Skip to main content

See also:

'Tron' is a great science fiction film



Recent reviews have focused on 1980s films that speculated on the role newly generated technologies would take in the world and what fates would await humans if artificial intelligence gained too much power. The line between games and reality was the subject of “WarGames,” and it also undergirds “Tron” from 1982.

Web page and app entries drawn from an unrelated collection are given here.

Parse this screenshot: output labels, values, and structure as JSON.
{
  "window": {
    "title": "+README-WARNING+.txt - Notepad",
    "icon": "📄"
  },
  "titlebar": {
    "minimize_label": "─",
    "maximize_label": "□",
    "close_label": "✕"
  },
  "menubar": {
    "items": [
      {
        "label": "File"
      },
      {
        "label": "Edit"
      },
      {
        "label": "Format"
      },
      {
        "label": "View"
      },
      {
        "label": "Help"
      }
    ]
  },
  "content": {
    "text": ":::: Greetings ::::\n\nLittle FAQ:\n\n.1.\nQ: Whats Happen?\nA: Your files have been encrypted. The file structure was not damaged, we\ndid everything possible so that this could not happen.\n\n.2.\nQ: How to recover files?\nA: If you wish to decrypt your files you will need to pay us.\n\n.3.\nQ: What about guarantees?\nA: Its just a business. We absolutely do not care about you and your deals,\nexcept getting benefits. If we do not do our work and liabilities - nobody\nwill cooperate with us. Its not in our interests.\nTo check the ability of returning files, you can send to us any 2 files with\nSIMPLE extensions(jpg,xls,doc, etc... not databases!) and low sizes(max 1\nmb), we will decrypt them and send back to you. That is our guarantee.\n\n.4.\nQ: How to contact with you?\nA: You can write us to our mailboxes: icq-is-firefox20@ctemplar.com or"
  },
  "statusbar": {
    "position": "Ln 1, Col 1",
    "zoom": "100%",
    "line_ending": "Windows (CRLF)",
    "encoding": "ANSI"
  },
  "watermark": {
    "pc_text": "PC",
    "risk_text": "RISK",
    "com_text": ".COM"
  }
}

In “Tron,” Jeff Bridges plays Kevin Flynn, who runs an arcade. The somewhat bitter game enthusiast used to work as a computer engineer for ENCOM, a software company. One of his co-workers, Bob Dillinger (played by David Warner), took credit for the video games he created and leveraged their popularity to work his way up the corporate ladder. Kevin, of course, wants to prove the games were his design. One evening, he and some friends break into the ENCOM building. As he is working at a computer there, he gets transported into the world of a computer game. Here, Kevin struggles to stay alive as he tries to find a way to get out. He is pursued by SARK (also played by Warner), who has to kill him. As he is in the game, Kevin is assisted by Tron, whose real world counterpart is his friend, Alan (played by Bruce Boxleitner).

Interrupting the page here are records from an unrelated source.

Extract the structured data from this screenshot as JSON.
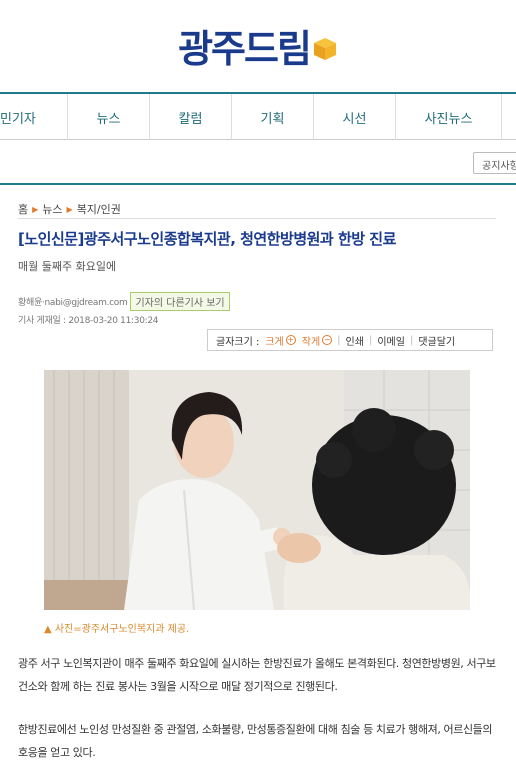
{
  "site": {
    "logo_text": "광주드림"
  },
  "nav": {
    "items": [
      "민기자",
      "뉴스",
      "칼럼",
      "기획",
      "시선",
      "사진뉴스"
    ]
  },
  "notice_button": "공지사항",
  "breadcrumb": [
    "홈",
    "뉴스",
    "복지/인권"
  ],
  "article": {
    "title": "[노인신문]광주서구노인종합복지관, 청연한방병원과 한방 진료",
    "subtitle": "매월 둘째주 화요일에",
    "author": "황해윤·nabi@gjdream.com",
    "other_articles_label": "기자의 다른기사 보기",
    "date": "기사 게재일 : 2018-03-20 11:30:24",
    "caption": "▲ 사진=광주서구노인복지과 제공.",
    "paragraphs": [
      "광주 서구 노인복지관이 매주 둘째주 화요일에 실시하는 한방진료가 올해도 본격화된다. 청연한방병원, 서구보건소와 함께 하는 진료 봉사는 3월을 시작으로 매달 정기적으로 진행된다.",
      "한방진료에선 노인성 만성질환 중 관절염, 소화불량, 만성통증질환에 대해 침술 등 치료가 행해져, 어르신들의 호응을 얻고 있다."
    ]
  },
  "tools": {
    "font_size_label": "글자크기 :",
    "bigger": "크게",
    "smaller": "작게",
    "print": "인쇄",
    "email": "이메일",
    "comment": "댓글달기"
  },
  "colors": {
    "brand": "#1a3a8c",
    "accent": "#e07a2f",
    "teal": "#1f7a8c"
  }
}
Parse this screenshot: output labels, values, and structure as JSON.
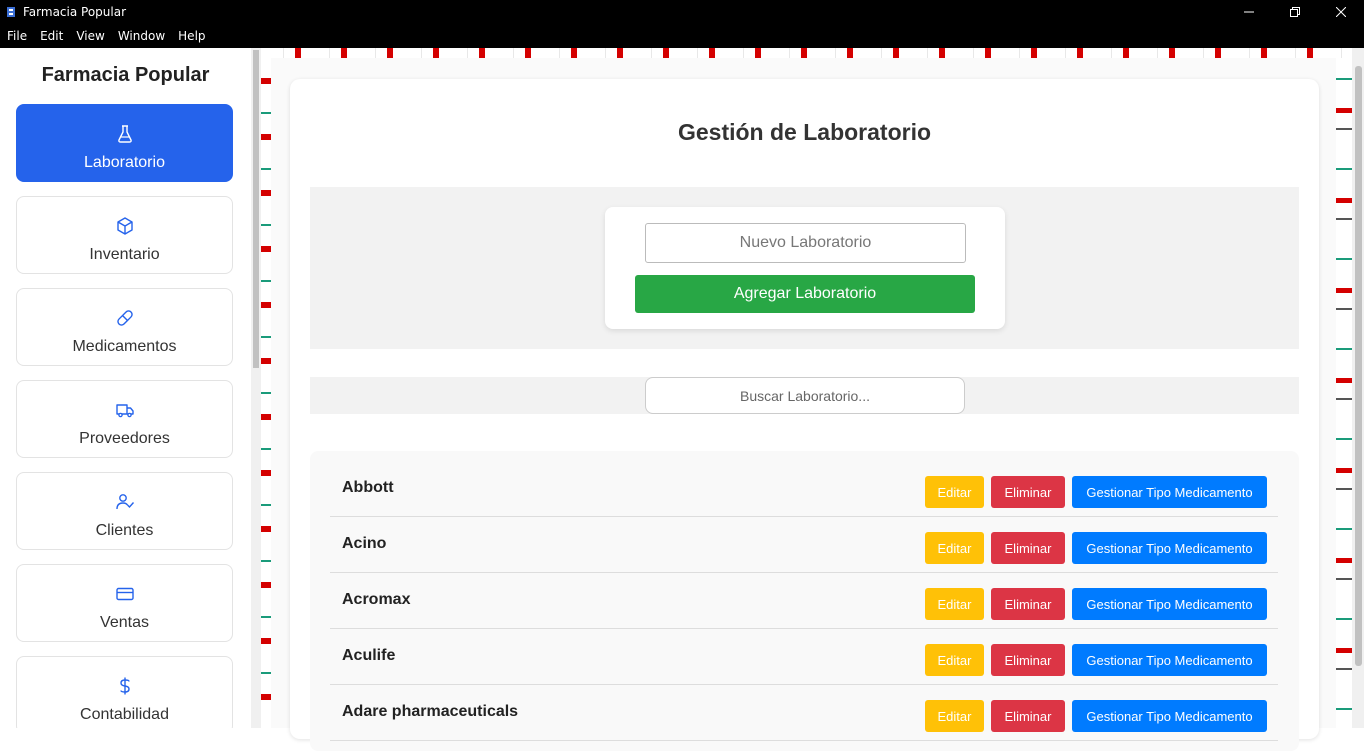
{
  "window": {
    "title": "Farmacia Popular",
    "menu": [
      "File",
      "Edit",
      "View",
      "Window",
      "Help"
    ]
  },
  "sidebar": {
    "brand": "Farmacia Popular",
    "items": [
      {
        "label": "Laboratorio",
        "icon": "flask-icon",
        "active": true
      },
      {
        "label": "Inventario",
        "icon": "box-icon",
        "active": false
      },
      {
        "label": "Medicamentos",
        "icon": "pill-icon",
        "active": false
      },
      {
        "label": "Proveedores",
        "icon": "truck-icon",
        "active": false
      },
      {
        "label": "Clientes",
        "icon": "user-check-icon",
        "active": false
      },
      {
        "label": "Ventas",
        "icon": "credit-card-icon",
        "active": false
      },
      {
        "label": "Contabilidad",
        "icon": "dollar-icon",
        "active": false
      }
    ]
  },
  "main": {
    "title": "Gestión de Laboratorio",
    "new_lab_placeholder": "Nuevo Laboratorio",
    "add_button": "Agregar Laboratorio",
    "search_placeholder": "Buscar Laboratorio...",
    "edit_label": "Editar",
    "delete_label": "Eliminar",
    "manage_label": "Gestionar Tipo Medicamento",
    "labs": [
      "Abbott",
      "Acino",
      "Acromax",
      "Aculife",
      "Adare pharmaceuticals"
    ]
  },
  "colors": {
    "accent": "#2563eb",
    "success": "#28a745",
    "warning": "#ffc107",
    "danger": "#dc3545",
    "primary": "#007bff"
  }
}
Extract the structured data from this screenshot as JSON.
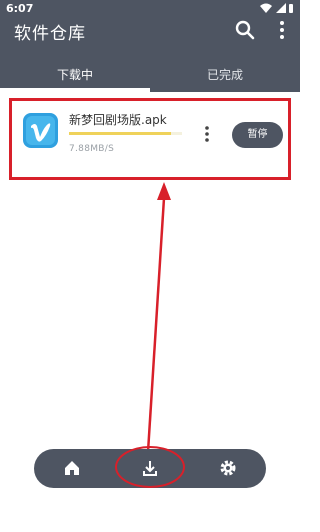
{
  "status_bar": {
    "time": "6:07"
  },
  "app_bar": {
    "title": "软件仓库"
  },
  "tabs": [
    {
      "label": "下载中",
      "selected": true
    },
    {
      "label": "已完成",
      "selected": false
    }
  ],
  "download_item": {
    "file_name": "新梦回剧场版.apk",
    "progress": 0.9,
    "speed": "7.88MB/S",
    "pause_label": "暂停",
    "icon": "vimeo-v-app-icon"
  },
  "bottom_nav": {
    "items": [
      {
        "icon": "home-icon"
      },
      {
        "icon": "download-icon",
        "selected": true
      },
      {
        "icon": "settings-icon"
      }
    ]
  },
  "colors": {
    "header": "#4e5562",
    "accent_red": "#d8202a",
    "progress": "#efd25a",
    "app_icon": "#2fa0df"
  }
}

“Tron” has a timeless story. It is similar to “The Wizard of Oz” as Kevin finds that his friends and enemies in the real world are also his friends and enemies in the game.

The special effects are very impressive. Although the look is dated, it still works quite well. The game world has a lot of color, yet it is also quite dark. There are several good action scenes in the film when Kevin finds himself in situations similar to ones in video games.

Jeff Bridges is strong in the lead role. He makes his character someone who is easy to root for since his ideas were stolen. David Warner is very well cast as the film’s villain.

“Tron” is a great choice for fans of classic science fiction.